Summary: Could lojban be used as a programming language? Has anything been done along those lines? If so, this is the page to collect that kind of information.

Question: Is there more information that I haven't seen yet? if so, please enter it here, or point me to it so I can enter it. — ShaeErisson

Bits: It seems that David Brookshire Conner has considered this subject in the most detail before I have.

Rumors: Long ago I read about a minimal mapping done in Prolog, and at one point I even had it on disk, no idea if I still have it now.


  • Brook Conner messages:
  • Prolog semantic analyser - (does this allow lojban words to act as code? Nonitcion, who wrote it)

I believe that using mekso, a few cmavo, and an interpreter which would understand them, you would already have a simple programming language. — rab.spir

This is one of those projects that causes mysterious disappearances to occur to all who attempt it.

pe'i pei simsa le la fermat cukta korbi?

Lojban Shell (lsh)

Should we use a CPU instead of a shell as an analogy?
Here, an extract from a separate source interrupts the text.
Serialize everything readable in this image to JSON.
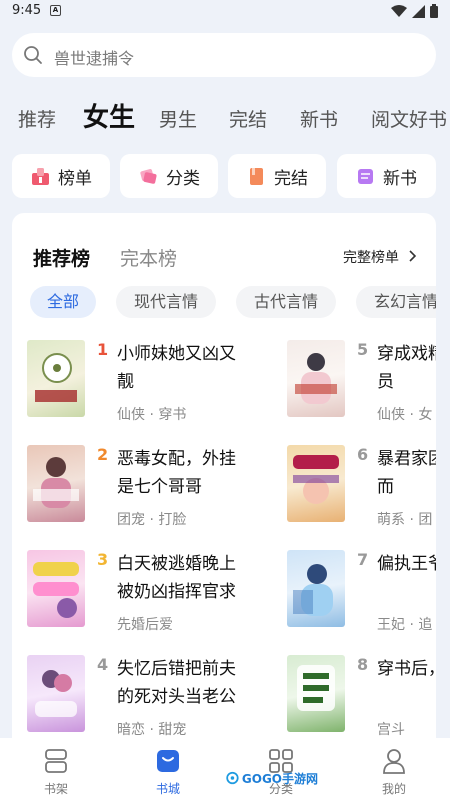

Lojban Virtual Machine? With existence registers da, de, di. And reference registers ko'a through fo'u.

samtrosku, the spec

I started working on a specification for what a Lojban-based computer language would be like a while ago. The recent discussion on the list has prompted me to work some more on it and post it. — rab.spir

Could someone please explain what the point of this is? Why is Lojban a better basis for a programming language than English? The subset of English used in programming languages is just as unambiguous as the subset of Lojban to be used would be. — Adam

Using English as a programming language would require a horrible mangling of the grammar just to be able to use it effectively. Also, lojban can say things that are of interest to mathematicians and programmers in fewer words than English can, just to begin with. — rizen

'Cause people want to do it. (And no, the 'subset' of English used in programming languages has nothing to do with the grammar, just words being connected to related concepts. Programming with Lojban would make use of the grammar, also.) — jay

"Programs must be written for people to read, and only incidentally for machines to execute." - Abelson & Sussman, SICP, preface to the first edition

English is ok as a base for a programming language for a very limited subset of real world; maybe lojban could be better in fields such as artificial intelligence,interacting with humans, processing and understanding writings and orders because unambiguity. — avr

Read this for my reasoning: — ShaeErisson